The Syrian military continued its bombardment of opposition strongholds Tuesday as Secretary of State Hillary Rodham Clinton suggested during a Senate hearing that President Bashar Assad could be considered a war criminal for his relentless crackdown.
The diplomatic pressure on Assad was also applied in Geneva, where Navi Pillay, the United Nations' top human rights official, told a meeting of the Human Rights Council that in the face of "unspeakable violations that take place every moment," Syria should be referred to the International Criminal Court.
Clinton said in response to a question that "there would be an argument to be made" that Assad was a war criminal based on the definition of crimes against humanity. But, she added, the label "limits options, perhaps, to persuade leaders to step down from power."
A senior official in Tunisia told Reuters that the Tunisian government would be willing to offer asylum to Assad if he would agree to hand over power.
Syrian activists said the government's military offensive in the besieged Baba Amr neighborhood of Homs continued, with 26 people killed there Tuesday, according to the Local Coordination Committees, an antigovernment group. Around the country, 102 people died in fighting Tuesday, the group said.
The British Foreign Office confirmed that a wounded photographer from Britain, Paul Conroy, who had been trapped in Homs, had escaped to Lebanon.
Syrian activists said that the group smuggling him into Lebanon had come under artillery fire. The activist group Avaaz said 13 people were killed.

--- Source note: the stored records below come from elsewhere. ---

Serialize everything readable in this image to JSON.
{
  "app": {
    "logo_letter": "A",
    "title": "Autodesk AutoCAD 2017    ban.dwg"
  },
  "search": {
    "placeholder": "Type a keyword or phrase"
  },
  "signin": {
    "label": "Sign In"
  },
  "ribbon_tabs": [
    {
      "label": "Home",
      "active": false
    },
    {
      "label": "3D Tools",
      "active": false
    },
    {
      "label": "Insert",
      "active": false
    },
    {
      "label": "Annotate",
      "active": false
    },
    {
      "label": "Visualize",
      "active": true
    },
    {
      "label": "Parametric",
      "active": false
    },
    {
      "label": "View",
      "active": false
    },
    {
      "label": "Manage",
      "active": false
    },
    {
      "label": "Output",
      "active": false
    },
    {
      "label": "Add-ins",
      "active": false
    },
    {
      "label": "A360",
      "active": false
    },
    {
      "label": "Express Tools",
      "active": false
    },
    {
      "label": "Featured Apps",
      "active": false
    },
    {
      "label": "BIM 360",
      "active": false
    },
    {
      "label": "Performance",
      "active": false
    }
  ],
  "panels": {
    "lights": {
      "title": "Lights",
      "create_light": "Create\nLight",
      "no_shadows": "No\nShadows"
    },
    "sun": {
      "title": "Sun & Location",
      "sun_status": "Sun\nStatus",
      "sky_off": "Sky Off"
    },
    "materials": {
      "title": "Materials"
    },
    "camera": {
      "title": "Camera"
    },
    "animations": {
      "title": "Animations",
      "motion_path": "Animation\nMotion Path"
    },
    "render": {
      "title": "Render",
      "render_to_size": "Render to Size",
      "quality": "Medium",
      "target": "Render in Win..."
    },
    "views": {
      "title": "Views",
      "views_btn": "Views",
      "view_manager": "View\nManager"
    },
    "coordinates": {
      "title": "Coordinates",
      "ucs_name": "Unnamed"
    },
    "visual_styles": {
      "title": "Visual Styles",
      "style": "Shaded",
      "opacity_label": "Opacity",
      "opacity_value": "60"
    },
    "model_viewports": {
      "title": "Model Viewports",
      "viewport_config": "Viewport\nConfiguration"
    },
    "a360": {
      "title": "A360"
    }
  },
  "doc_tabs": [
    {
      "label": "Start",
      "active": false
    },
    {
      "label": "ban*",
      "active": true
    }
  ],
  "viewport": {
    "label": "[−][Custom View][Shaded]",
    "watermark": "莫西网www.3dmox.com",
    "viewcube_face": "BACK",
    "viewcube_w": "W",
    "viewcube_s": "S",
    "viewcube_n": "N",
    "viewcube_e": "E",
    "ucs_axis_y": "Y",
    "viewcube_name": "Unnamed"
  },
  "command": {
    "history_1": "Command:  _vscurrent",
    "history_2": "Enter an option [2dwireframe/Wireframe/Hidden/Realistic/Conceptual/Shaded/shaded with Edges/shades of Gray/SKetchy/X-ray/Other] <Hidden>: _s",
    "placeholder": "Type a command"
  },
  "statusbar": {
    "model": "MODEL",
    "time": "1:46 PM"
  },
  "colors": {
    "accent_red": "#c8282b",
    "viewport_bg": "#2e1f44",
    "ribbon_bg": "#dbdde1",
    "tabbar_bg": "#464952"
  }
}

Unclear was the whereabouts of Edith Bouvier, a French journalist who was injured in the same attack Feb. 22.